they were doing what the islamists are doing now which is a perversion of their faith. islam -- you do know, sorry. it means surrender. the idea of taking up arms is the distortion of it. that's what sunday, bloody sunday was to point out the easter in christ laying down for his brothers rather than taking lives. >> you also must have seen what the effect of various kinds of responses to terrorism were because the way the british responded to a lot of attacks often seem to play into the ira's hands. >> it wasn't just in ireland. it was bombings in britain. i remember outside birmingham where there were roadblocks, vigilante roadblocks. people got hurt because they must be part of this conspiracy. this is the thing to really
watch for here in the united states and around the world. the islam extremism, particularly isis have a hand book. they talk about the gray zone. that's their enemy. it's the common place where we get on very well. they seem to destabilize that. then they've won. they're not after the live. they're not trying to take lives. they're trying to take away our way of life. watch this in the united states. be very, very careful. this idea of only take christian refugees, this is not the american idea. i'm always saying this. i'm reminding people that america's not just a country. it's an idea. it's just a moment to refocus on our values, your values. they're sacred values and watch people call themselves american.
i understand the overreaction. i understand fear. you understand nervousness and security concerns. i think there's 12, maybe 15 state agencies involved in a 24-month checking. think of madeline albright. steve jobs dad. irish people. refugees probably the right word for us. we were running from nothing to these united states. then they win. don't let them win. >> bono, the edge. thank you so much for being here. >> pleasure. >> thank you. >> always a pleasure.

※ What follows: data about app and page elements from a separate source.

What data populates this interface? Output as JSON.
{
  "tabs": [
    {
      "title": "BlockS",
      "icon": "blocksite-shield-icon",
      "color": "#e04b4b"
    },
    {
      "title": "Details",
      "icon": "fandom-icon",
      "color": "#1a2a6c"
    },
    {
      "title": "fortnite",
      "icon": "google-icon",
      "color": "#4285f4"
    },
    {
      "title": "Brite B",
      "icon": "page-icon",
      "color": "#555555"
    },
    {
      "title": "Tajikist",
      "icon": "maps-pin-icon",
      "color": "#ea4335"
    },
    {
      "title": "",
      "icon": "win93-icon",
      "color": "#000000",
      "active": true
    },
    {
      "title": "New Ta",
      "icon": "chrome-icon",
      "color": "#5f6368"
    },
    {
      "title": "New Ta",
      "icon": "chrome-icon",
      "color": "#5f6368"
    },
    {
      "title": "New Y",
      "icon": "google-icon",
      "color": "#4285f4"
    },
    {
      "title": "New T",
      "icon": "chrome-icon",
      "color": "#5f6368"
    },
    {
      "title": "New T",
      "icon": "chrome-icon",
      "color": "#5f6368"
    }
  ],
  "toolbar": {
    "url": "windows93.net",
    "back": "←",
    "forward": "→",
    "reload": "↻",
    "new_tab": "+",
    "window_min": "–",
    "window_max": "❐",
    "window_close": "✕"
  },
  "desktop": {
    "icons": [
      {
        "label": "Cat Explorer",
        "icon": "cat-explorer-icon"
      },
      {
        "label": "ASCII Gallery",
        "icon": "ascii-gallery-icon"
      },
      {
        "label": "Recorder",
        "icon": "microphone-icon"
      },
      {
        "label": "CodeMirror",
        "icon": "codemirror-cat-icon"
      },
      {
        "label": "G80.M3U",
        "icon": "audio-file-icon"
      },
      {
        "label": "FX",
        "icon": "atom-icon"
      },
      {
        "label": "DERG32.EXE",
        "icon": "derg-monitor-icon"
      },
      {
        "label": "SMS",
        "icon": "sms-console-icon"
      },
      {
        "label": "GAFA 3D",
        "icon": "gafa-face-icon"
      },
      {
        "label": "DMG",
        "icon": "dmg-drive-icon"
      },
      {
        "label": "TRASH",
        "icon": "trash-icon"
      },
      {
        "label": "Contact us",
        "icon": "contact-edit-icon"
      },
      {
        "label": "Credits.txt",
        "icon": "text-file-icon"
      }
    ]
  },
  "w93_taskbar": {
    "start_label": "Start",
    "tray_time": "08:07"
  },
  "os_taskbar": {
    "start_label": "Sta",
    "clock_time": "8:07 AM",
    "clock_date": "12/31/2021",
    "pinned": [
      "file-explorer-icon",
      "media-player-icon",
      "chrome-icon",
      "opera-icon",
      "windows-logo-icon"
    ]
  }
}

>> don't miss u2 innocence and experience live on hbo monday night. thank you for being part of my program. i'll see you next week. good morning. it's time for a special edition of reliable sources. the love/hate relationship that's at a breaking point. donald trump and the media. first they doubted him. >> if donald trump is ill equipp equipped, he'll fate away. >> there's real concern this becomes a republican. >> then they came under attack. naki i naming names. >> he stood up and started ranting and raving.